» Task: From the entries below, copy every line that has the word "Enter".

★ ★ ★ ★ ★ ★ ★

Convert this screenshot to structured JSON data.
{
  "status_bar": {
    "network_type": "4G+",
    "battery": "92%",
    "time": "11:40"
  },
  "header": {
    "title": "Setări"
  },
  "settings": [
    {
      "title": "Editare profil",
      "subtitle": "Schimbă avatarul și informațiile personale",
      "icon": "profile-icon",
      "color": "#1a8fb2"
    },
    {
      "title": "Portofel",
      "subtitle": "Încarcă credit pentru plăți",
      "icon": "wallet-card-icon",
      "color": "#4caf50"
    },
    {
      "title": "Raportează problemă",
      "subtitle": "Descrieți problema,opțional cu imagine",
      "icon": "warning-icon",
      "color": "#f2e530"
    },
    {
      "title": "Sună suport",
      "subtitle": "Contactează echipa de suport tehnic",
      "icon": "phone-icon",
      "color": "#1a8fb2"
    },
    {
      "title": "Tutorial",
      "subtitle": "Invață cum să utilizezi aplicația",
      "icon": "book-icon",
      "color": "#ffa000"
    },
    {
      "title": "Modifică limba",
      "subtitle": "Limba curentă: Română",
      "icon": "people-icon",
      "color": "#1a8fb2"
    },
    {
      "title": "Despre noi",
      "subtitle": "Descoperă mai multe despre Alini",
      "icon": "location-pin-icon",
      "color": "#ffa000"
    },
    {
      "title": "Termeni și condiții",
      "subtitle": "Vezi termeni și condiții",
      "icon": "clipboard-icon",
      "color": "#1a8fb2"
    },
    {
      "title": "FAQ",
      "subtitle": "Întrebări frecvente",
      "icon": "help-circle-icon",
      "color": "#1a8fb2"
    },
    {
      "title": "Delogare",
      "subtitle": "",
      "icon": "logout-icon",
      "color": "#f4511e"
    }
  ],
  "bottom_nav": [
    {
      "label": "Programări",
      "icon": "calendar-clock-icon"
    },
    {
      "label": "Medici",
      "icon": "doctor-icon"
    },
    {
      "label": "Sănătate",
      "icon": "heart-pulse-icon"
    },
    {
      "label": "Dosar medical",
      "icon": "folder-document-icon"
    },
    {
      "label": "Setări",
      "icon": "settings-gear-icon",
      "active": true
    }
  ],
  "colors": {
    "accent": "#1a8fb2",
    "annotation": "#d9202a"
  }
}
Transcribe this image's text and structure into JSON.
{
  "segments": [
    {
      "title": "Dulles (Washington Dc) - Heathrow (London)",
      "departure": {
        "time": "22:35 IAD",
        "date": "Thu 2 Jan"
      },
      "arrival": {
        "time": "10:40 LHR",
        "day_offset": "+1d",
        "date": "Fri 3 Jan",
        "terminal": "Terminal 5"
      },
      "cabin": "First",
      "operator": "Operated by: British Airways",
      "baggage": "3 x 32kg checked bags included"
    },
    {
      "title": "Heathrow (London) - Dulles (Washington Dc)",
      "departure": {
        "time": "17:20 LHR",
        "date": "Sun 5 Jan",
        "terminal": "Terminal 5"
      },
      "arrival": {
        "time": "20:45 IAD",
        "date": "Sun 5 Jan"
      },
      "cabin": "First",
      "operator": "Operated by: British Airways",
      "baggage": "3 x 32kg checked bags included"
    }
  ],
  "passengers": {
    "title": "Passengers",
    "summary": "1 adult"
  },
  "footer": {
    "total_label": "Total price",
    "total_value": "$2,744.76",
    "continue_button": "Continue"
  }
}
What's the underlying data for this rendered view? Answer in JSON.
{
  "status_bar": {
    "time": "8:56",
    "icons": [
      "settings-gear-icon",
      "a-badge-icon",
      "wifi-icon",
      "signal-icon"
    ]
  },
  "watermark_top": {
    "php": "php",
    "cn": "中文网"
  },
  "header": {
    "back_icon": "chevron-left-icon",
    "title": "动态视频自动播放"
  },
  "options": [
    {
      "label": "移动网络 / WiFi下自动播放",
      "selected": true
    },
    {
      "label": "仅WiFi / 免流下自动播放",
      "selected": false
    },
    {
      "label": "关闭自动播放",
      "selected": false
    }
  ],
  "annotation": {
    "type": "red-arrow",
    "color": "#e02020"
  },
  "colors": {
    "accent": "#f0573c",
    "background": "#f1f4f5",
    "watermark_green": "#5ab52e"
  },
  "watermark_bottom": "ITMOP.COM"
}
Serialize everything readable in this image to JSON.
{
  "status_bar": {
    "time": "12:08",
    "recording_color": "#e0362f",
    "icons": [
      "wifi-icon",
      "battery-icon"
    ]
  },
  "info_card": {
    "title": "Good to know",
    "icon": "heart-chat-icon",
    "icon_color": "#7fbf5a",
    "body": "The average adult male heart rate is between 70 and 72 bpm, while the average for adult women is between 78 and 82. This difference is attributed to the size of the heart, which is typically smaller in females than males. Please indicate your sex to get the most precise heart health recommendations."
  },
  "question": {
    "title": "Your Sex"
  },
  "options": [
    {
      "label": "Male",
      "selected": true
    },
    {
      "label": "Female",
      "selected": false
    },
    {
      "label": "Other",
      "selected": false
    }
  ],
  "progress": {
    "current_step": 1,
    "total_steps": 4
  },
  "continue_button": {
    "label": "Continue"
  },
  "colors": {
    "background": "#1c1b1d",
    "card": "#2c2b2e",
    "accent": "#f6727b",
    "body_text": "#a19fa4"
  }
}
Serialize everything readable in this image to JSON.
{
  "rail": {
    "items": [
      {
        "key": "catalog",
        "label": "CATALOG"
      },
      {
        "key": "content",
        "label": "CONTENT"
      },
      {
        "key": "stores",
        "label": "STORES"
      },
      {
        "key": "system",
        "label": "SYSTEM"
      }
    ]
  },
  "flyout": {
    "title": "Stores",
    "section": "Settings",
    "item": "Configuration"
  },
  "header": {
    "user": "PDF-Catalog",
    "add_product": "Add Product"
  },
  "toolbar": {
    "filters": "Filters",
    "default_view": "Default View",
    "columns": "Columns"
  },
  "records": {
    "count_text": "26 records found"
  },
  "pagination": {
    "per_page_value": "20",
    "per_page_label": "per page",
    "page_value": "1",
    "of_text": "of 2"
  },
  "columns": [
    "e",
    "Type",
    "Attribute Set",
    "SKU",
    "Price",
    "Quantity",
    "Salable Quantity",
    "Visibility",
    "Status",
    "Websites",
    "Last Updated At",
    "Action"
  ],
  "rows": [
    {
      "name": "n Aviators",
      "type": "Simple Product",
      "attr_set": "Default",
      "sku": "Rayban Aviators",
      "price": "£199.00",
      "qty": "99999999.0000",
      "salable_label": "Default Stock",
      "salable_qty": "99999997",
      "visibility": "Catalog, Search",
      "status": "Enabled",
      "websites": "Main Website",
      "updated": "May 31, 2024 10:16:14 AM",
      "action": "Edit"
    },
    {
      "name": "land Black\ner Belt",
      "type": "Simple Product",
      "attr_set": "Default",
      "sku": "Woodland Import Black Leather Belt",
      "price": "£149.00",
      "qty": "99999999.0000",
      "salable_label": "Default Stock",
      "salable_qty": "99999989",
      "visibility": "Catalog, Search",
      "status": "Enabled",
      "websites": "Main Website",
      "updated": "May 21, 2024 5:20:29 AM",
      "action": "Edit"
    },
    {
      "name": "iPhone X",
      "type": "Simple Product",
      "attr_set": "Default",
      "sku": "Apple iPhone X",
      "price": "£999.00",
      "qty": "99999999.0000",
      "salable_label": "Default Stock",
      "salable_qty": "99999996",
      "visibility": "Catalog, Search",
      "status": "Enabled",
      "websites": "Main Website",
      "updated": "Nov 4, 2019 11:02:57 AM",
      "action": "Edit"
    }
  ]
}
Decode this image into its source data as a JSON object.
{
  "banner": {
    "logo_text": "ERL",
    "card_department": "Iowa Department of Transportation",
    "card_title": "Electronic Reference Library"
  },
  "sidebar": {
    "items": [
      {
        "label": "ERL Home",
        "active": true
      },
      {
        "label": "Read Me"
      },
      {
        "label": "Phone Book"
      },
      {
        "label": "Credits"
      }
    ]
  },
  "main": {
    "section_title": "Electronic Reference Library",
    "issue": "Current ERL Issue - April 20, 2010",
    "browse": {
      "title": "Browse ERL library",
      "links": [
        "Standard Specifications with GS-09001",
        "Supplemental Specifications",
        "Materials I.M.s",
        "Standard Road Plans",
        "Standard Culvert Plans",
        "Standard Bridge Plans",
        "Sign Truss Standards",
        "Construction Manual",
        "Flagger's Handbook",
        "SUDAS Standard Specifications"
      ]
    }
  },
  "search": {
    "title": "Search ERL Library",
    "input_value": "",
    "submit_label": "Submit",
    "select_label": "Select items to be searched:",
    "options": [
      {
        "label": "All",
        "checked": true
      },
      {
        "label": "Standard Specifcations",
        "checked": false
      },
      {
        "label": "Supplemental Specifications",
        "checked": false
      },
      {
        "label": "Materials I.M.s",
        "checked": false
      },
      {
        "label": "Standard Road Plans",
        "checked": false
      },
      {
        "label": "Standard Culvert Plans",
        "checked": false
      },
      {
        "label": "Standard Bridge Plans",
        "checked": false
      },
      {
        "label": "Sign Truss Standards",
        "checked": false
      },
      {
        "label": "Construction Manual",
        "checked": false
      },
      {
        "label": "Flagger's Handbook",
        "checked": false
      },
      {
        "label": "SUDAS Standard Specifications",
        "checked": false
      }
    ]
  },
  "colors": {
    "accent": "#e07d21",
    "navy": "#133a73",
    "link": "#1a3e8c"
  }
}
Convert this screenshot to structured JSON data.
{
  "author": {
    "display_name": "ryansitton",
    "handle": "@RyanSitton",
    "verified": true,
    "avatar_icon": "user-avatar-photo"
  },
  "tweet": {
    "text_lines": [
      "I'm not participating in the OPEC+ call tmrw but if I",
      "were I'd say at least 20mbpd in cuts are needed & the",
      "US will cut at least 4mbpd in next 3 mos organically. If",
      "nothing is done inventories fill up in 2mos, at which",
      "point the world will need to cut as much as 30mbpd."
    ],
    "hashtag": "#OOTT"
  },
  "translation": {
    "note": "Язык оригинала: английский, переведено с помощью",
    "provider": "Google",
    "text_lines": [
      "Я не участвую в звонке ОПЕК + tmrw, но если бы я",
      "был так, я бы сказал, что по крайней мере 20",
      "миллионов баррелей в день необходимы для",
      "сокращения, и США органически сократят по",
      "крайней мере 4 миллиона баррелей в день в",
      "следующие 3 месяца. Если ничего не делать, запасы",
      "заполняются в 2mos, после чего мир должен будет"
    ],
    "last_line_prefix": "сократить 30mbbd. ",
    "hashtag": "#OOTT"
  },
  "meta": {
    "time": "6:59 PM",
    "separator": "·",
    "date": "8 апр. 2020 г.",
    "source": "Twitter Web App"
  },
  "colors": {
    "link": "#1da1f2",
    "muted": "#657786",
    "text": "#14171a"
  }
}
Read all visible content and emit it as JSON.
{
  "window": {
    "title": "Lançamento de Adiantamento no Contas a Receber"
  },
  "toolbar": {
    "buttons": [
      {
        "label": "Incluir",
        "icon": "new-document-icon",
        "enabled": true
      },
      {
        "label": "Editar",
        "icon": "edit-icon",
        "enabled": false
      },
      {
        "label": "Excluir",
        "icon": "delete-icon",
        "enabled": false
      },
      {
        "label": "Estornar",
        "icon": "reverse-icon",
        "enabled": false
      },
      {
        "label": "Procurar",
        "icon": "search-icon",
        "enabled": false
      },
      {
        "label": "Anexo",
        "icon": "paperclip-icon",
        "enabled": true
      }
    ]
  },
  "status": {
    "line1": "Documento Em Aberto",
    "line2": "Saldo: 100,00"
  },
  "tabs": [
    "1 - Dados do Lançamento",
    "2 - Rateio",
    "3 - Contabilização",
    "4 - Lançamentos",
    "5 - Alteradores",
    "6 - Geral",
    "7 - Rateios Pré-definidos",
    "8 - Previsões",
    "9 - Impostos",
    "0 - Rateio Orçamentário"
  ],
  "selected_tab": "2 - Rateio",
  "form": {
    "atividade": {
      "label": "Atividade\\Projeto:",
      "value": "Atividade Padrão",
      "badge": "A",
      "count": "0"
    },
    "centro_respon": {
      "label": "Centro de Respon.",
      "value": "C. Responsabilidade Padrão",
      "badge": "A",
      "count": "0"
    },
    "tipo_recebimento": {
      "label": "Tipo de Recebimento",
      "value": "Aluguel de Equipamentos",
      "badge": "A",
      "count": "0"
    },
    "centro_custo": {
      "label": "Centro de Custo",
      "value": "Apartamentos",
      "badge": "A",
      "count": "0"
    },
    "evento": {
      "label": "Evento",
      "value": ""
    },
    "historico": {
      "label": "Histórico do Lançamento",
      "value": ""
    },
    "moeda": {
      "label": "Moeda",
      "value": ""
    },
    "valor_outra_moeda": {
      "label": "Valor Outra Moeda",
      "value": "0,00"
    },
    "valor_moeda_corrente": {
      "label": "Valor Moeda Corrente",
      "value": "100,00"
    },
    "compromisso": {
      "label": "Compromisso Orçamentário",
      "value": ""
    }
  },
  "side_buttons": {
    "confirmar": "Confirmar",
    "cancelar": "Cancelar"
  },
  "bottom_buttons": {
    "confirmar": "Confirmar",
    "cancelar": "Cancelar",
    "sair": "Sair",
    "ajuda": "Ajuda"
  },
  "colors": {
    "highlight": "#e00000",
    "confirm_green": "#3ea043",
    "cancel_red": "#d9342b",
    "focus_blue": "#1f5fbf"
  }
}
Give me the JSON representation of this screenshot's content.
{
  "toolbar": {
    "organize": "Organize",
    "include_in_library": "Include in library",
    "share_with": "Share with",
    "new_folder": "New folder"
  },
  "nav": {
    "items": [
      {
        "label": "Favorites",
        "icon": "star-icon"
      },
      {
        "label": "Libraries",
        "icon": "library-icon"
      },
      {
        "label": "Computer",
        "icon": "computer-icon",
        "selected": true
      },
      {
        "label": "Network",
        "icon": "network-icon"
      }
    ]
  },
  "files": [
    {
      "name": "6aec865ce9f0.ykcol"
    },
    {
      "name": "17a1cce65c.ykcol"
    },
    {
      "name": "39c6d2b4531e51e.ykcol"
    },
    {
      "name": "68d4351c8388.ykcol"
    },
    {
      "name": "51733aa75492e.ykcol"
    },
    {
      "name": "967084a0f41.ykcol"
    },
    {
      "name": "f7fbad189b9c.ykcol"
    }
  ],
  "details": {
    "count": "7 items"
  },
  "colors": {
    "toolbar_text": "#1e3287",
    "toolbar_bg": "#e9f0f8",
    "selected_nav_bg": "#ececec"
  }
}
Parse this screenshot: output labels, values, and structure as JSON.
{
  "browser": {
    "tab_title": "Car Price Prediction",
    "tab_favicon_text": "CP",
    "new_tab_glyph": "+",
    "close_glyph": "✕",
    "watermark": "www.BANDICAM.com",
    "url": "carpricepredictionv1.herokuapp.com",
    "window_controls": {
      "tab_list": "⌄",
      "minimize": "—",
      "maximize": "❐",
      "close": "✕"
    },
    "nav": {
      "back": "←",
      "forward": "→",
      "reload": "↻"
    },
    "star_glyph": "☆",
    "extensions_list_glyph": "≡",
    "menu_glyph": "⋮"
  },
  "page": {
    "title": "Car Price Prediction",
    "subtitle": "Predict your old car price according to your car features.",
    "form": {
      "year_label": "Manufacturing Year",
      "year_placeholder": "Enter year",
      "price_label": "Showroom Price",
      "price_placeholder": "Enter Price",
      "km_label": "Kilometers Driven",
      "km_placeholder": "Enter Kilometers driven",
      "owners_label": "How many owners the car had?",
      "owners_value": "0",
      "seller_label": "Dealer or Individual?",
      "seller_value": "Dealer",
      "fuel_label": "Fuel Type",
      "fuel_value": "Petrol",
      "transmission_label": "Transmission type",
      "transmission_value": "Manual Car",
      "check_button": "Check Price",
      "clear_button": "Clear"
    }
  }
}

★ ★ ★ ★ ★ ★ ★

» Completed exercise:
      "year_placeholder": "Enter year",
      "price_placeholder": "Enter Price",
      "km_placeholder": "Enter Kilometers driven",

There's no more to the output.